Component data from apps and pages
---+---

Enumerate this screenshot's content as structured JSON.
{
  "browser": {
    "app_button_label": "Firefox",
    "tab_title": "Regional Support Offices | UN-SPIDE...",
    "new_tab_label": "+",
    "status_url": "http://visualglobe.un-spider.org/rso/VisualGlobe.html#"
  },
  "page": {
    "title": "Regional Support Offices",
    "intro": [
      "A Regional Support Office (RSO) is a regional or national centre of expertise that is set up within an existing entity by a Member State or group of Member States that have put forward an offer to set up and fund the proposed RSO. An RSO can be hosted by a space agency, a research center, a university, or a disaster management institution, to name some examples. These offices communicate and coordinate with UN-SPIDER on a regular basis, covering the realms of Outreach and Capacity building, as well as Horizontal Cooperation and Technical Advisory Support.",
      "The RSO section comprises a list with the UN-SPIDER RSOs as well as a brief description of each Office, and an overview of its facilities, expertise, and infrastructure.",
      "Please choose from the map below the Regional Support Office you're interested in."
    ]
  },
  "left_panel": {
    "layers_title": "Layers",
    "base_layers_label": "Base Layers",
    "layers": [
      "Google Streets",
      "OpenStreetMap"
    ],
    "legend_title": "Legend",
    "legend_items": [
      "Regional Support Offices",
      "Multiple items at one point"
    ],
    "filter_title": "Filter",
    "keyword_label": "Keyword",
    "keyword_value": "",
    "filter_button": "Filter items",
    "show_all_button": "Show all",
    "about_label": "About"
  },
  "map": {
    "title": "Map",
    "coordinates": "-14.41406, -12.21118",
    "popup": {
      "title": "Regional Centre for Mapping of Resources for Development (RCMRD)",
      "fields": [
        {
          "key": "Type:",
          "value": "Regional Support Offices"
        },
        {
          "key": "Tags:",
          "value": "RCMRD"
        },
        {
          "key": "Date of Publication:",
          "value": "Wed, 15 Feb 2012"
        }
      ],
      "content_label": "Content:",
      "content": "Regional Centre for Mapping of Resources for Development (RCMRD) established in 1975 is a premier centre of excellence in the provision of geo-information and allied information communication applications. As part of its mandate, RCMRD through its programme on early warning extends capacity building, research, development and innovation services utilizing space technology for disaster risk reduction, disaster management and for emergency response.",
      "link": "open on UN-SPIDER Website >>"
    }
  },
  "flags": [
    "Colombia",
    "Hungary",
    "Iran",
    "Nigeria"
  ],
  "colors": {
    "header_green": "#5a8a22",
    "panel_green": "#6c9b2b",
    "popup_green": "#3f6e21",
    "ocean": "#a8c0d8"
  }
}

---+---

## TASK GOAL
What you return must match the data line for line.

## SOLVED EXERCISE
Enumerate this screenshot's content as structured JSON.
{
  "browser": {
    "app_button_label": "Firefox",
    "tab_title": "Regional Support Offices | UN-SPIDE...",
    "new_tab_label": "+",
    "status_url": "http://visualglobe.un-spider.org/rso/VisualGlobe.html#"
  },
  "page": {
    "title": "Regional Support Offices",
    "intro": [
      "A Regional Support Office (RSO) is a regional or national centre of expertise that is set up within an existing entity by a Member State or group of Member States that have put forward an offer to set up and fund the proposed RSO. An RSO can be hosted by a space agency, a research center, a university, or a disaster management institution, to name some examples. These offices communicate and coordinate with UN-SPIDER on a regular basis, covering the realms of Outreach and Capacity building, as well as Horizontal Cooperation and Technical Advisory Support.",
      "The RSO section comprises a list with the UN-SPIDER RSOs as well as a brief description of each Office, and an overview of its facilities, expertise, and infrastructure.",
      "Please choose from the map below the Regional Support Office you're interested in."
    ]
  },
  "left_panel": {
    "layers_title": "Layers",
    "base_layers_label": "Base Layers",
    "layers": [
      "Google Streets",
      "OpenStreetMap"
    ],
    "legend_title": "Legend",
    "legend_items": [
      "Regional Support Offices",
      "Multiple items at one point"
    ],
    "filter_title": "Filter",
    "keyword_label": "Keyword",
    "keyword_value": "",
    "filter_button": "Filter items",
    "show_all_button": "Show all",
    "about_label": "About"
  },
  "map": {
    "title": "Map",
    "coordinates": "-14.41406, -12.21118",
    "popup": {
      "title": "Regional Centre for Mapping of Resources for Development (RCMRD)",
      "fields": [
        {
          "key": "Type:",
          "value": "Regional Support Offices"
        },
        {
          "key": "Tags:",
          "value": "RCMRD"
        },
        {
          "key": "Date of Publication:",
          "value": "Wed, 15 Feb 2012"
        }
      ],
      "content_label": "Content:",
      "content": "Regional Centre for Mapping of Resources for Development (RCMRD) established in 1975 is a premier centre of excellence in the provision of geo-information and allied information communication applications. As part of its mandate, RCMRD through its programme on early warning extends capacity building, research, development and innovation services utilizing space technology for disaster risk reduction, disaster management and for emergency response.",
      "link": "open on UN-SPIDER Website >>"
    }
  },
  "flags": [
    "Colombia",
    "Hungary",
    "Iran",
    "Nigeria"
  ],
  "colors": {
    "header_green": "#5a8a22",
    "panel_green": "#6c9b2b",
    "popup_green": "#3f6e21",
    "ocean": "#a8c0d8"
  }
}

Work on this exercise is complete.